§ INFORMATION PROVIDED
┄┄┄┄┄┄┄┄┄┄
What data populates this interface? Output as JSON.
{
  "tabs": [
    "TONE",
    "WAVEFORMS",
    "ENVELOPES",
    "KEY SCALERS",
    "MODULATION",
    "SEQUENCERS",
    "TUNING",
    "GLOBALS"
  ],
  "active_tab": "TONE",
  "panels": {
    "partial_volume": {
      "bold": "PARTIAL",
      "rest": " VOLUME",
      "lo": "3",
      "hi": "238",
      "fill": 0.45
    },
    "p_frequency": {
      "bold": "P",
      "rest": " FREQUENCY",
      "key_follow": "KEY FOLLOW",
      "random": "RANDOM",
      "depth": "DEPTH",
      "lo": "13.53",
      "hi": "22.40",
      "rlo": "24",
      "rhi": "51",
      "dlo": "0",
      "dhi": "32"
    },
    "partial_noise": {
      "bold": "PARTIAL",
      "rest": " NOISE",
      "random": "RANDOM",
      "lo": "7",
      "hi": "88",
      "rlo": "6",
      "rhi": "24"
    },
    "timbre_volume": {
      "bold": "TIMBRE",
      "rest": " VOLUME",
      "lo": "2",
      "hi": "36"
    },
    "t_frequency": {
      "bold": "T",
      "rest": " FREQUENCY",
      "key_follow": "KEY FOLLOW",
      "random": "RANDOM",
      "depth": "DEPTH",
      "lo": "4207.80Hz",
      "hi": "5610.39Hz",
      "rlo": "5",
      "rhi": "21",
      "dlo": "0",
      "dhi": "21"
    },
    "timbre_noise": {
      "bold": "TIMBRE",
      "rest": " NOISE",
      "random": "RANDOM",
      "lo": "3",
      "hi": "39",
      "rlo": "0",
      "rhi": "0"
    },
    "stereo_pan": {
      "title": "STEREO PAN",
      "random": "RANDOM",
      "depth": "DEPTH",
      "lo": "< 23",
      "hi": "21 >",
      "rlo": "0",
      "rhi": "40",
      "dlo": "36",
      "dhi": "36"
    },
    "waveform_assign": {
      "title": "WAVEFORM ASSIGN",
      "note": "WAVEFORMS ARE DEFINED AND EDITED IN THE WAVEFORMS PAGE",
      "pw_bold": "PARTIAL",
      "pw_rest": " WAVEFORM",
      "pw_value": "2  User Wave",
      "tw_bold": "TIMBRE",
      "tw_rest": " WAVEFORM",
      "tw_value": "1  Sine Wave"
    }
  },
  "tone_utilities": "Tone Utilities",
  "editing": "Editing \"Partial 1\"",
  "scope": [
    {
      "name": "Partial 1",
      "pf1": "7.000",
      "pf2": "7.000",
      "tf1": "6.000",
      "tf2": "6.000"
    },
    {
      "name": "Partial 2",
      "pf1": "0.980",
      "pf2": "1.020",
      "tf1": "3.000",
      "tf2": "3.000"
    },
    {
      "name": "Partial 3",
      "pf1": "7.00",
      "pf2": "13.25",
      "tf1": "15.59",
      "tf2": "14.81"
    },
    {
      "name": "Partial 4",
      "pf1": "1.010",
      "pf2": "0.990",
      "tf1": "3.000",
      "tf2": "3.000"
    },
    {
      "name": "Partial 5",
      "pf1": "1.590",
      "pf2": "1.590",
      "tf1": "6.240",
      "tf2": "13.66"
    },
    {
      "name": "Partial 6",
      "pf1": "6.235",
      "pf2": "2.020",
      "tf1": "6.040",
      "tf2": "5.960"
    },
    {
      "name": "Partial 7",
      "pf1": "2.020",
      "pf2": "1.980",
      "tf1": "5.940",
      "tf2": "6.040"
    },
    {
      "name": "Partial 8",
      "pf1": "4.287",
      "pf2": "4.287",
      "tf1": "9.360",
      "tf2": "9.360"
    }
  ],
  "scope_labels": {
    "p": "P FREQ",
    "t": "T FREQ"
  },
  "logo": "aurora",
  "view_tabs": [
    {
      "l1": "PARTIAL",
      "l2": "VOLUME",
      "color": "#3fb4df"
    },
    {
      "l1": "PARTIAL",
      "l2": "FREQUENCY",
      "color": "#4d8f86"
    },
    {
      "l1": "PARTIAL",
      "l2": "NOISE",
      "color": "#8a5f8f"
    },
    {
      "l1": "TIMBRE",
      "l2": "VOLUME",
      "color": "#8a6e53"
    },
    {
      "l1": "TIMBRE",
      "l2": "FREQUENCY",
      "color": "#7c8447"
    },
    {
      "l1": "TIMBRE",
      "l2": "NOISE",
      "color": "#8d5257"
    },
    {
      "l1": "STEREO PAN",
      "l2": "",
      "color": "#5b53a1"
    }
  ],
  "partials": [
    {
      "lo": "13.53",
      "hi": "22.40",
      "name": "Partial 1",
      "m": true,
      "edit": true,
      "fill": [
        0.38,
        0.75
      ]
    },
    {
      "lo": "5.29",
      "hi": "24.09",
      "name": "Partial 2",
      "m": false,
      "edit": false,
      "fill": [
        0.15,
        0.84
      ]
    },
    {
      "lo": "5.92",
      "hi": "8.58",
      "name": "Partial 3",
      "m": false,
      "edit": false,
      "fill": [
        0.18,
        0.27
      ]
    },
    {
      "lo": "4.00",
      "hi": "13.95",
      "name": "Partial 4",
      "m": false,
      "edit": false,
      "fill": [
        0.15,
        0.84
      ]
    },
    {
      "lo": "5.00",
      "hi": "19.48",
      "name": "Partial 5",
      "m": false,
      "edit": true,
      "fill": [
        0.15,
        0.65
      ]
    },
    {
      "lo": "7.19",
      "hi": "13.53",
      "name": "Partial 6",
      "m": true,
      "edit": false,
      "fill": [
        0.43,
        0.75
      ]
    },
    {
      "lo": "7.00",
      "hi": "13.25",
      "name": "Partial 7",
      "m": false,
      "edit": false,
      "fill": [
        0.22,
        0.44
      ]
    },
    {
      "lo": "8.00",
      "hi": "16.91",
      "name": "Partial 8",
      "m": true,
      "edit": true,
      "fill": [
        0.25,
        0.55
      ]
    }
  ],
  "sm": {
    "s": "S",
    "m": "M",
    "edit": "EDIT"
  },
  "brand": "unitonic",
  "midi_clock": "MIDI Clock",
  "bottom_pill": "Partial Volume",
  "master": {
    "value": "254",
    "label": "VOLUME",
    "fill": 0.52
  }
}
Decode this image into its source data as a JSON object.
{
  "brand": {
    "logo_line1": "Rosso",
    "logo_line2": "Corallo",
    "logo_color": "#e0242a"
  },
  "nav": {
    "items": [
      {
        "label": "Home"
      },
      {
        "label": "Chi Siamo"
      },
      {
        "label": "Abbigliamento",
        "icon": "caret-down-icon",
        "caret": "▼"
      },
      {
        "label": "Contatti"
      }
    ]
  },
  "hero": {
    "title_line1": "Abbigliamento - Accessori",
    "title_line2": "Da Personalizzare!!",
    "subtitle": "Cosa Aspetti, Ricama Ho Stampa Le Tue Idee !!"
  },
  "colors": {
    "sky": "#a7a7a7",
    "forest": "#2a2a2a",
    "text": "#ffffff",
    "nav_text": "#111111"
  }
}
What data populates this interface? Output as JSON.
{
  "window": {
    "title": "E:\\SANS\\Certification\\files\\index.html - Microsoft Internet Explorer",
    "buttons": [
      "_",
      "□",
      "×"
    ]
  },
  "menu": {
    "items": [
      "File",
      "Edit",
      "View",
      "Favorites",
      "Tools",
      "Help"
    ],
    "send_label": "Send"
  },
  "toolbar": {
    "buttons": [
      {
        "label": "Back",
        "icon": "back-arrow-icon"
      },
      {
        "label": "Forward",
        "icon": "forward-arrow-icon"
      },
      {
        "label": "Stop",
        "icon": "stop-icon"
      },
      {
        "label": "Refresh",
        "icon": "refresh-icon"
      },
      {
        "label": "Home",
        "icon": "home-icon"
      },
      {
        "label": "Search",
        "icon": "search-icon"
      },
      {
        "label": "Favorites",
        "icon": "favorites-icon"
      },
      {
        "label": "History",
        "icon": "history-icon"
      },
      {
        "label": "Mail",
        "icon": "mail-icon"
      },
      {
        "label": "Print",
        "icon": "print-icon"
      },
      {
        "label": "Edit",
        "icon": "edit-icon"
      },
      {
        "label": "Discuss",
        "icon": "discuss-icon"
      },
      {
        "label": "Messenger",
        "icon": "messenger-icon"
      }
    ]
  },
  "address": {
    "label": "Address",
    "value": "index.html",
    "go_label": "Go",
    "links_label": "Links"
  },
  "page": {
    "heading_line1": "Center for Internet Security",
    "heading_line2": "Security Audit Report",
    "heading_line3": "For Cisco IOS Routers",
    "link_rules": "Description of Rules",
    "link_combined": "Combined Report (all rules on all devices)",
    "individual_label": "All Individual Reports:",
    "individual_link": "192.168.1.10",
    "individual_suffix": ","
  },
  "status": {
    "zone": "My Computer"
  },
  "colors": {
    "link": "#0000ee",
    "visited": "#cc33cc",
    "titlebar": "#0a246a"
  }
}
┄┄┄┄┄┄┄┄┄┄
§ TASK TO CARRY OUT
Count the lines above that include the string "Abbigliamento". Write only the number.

§ OUTPUT FOR THIS TASK
2